By interweaving the great story of Fawcett with his own investigative escapades in South America and Britain, Grann provides an in-depth, captivating character study that has the relentless energy of a classic adventure tale.
A stirring tale of lost civilizations, avarice, madness and everything else that makes exploration so much fun…marked by satisfyingly unexpected twists, turns and plenty of dark portents.
David Grann’s Lost City of Z is a deeply satisfying revelation—a look into the life and times of one of the last great territorial explorers, P. H. Fawcett, and his search for a lost city in the Amazon. I mean, what could be better—obsession, mystery, deadly insects, shrunken heads, suppurating wounds, hostile tribesmen—all for us to savor in our homes, safely before the fire.
Few things are better than experiencing a horrendous adventure from the comfort of your own armchair. Hordes of mosquitoes, poison-arrow attacks, bizarre and fatal diseases, spies in starched collars, hidden outposts of Atlantis — what’s not to like? The Lost City of Z is like a wonderful 19th-century tale of exotic danger — except that David Grann’s book is also a sensitively written biographical detective story, a vest pocket history of exploration, and a guide to the new archaeological research that is exploding our preconceptions of the Amazon and its peoples.
A fascinating and brilliant book.

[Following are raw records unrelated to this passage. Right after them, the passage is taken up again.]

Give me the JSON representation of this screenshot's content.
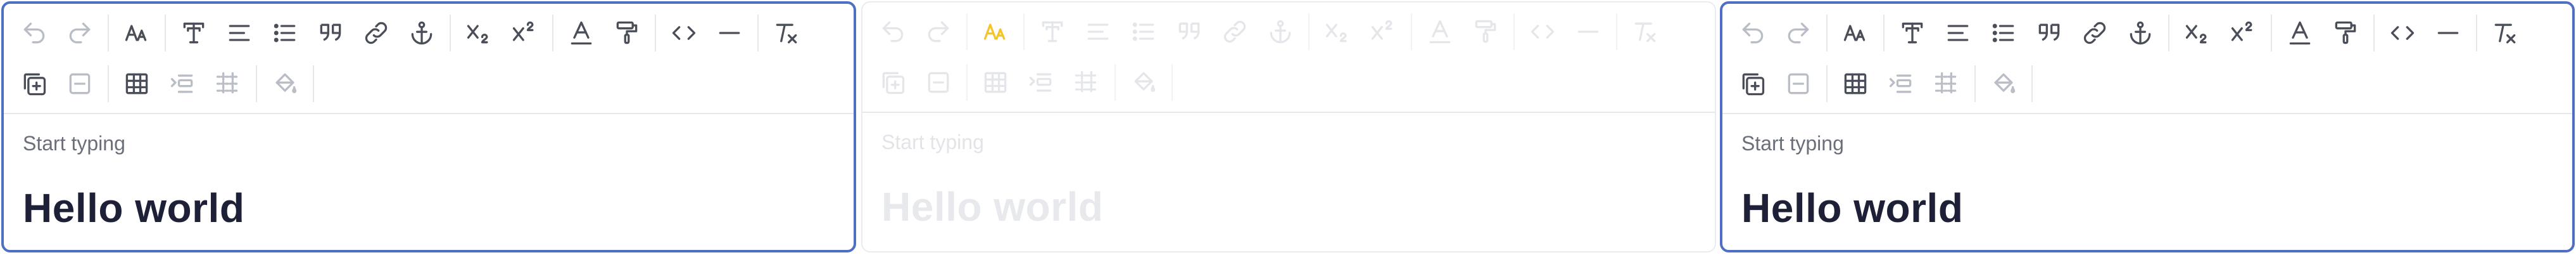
{
  "editors": [
    {
      "id": "editor-1",
      "state": "focused",
      "placeholder": "Start typing",
      "heading": "Hello world"
    },
    {
      "id": "editor-2",
      "state": "disabled",
      "placeholder": "Start typing",
      "heading": "Hello world"
    },
    {
      "id": "editor-3",
      "state": "focused",
      "placeholder": "Start typing",
      "heading": "Hello world"
    }
  ],
  "colors": {
    "focus_border": "#4f6fc4",
    "idle_border": "#e9ebef",
    "icon": "#4a4e58",
    "icon_disabled": "#b9bdc6",
    "highlight_icon": "#f3c52a",
    "heading": "#1d2036",
    "placeholder": "#6b6f7a"
  },
  "toolbar": {
    "row1": [
      "undo-icon",
      "redo-icon",
      "font-size-icon",
      "text-style-icon",
      "align-icon",
      "bullet-list-icon",
      "quote-icon",
      "link-icon",
      "anchor-icon",
      "subscript-icon",
      "superscript-icon",
      "text-color-icon",
      "format-painter-icon",
      "code-icon",
      "horizontal-rule-icon",
      "clear-format-icon"
    ],
    "row2": [
      "add-table-icon",
      "remove-icon",
      "table-icon",
      "indent-icon",
      "table-grid-icon",
      "fill-color-icon"
    ]
  }
}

The Amazon has had many chroniclers but few who can match David Grann’s grasp of history, science, and especially narrative. Shifting seamlessly between the past and present, The Lost City of Z is a riveting, totally absorbing real-life adventure story.
A fantastic story of courage, obsession, and mystery, The Lost City of Z is gripping from beginning to end. In the pantheon of classic exploration tales, this stands out as one of the best.

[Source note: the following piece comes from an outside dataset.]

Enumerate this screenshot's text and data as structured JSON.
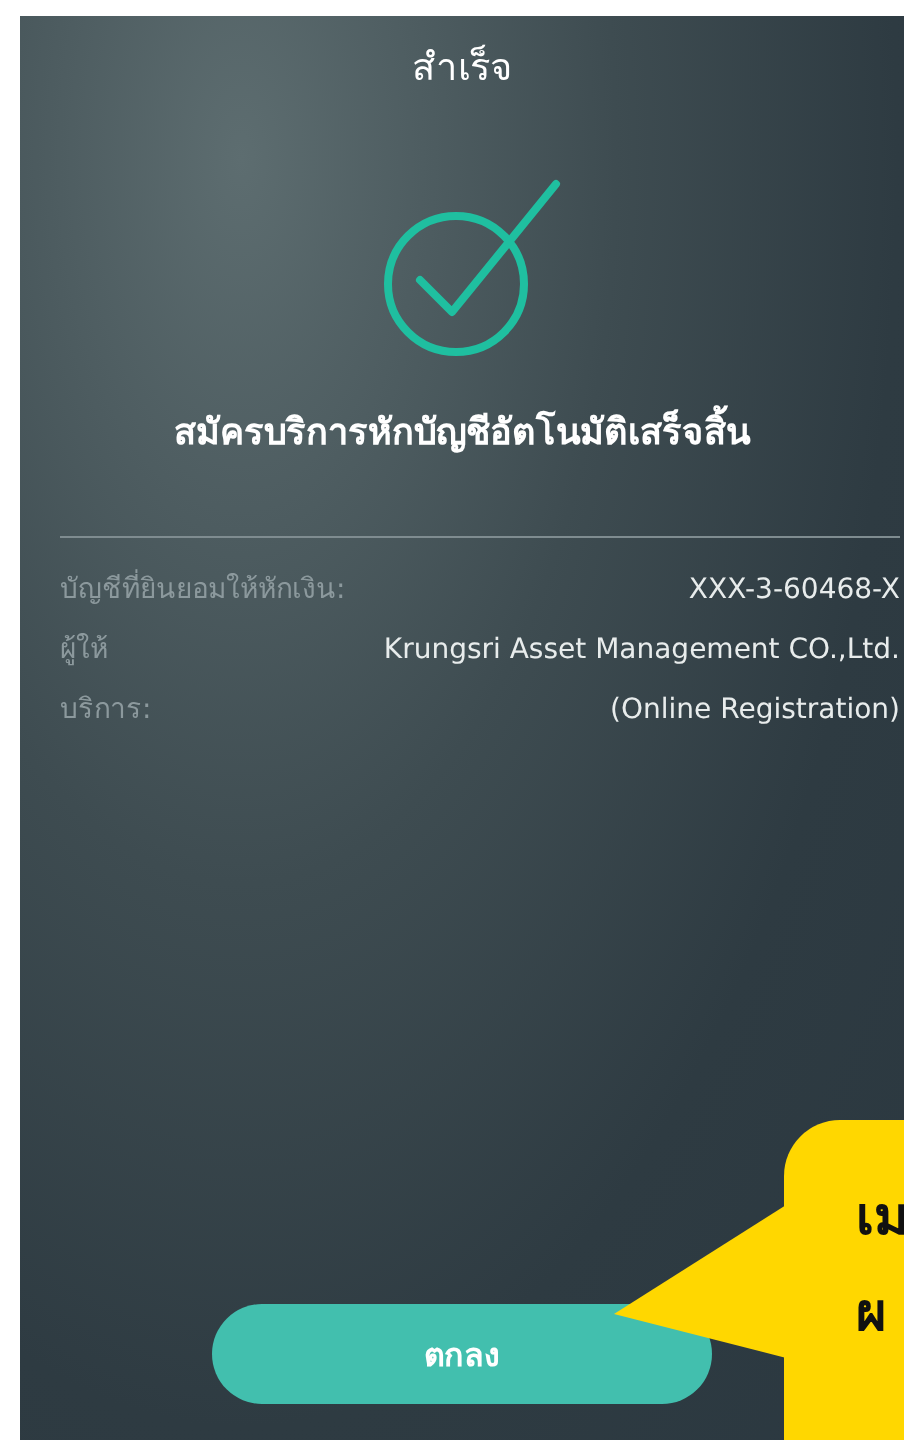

Though it reads like a novel, this is a wonderfully researched true story about an intrepid adventurer, a colorful cast, and an obsession that grips both him and the author.
David Grann takes the reader on an extraordinary journey that snakes through expeditionary archives and ends deep in the Amazonian forest. The Lost City of Z is a gripping tale of a lost world and of the magnificent obsession of those who have sought it.
What a wild and adventurous life! In the deft storytelling hands of David Grann, explorer Percy Fawcett emerges as one of the most ambitious, colorful, just plain intrepid figures ever to set foot in the New World. Part Indiana Jones, part Livingstone, and part Kit Carson, Fawcett has found his perfect biographer in Grann, who has gamely endured every conceivable Amazonian hardship to piece together the story of this British swashbuckler and his crazed search for a vanished civilization.
The Lost City of Z is [Grann’s] winning first book. Like others before him, Grann became fascinated by the Fawcett legend and the city he was looking for, “Z”, as Fawcett called it, his own private El Dorado. Fawcett had a reputation for being fearless, capable of wading into a rain of poison arrows to make peace with the warriors who were firing them. He traveled light, living off the land, and he traveled fast. For years after he disappeared, rumors emerged from the jungle of blond-haired, blue-eyed children, supposedly his offsprig, being spotted in tribal enclaves.
What makes Grann’s book different is his access to diaries and correspondence, obtained from Fawcett’s grandchildren, that no researcher had seen before…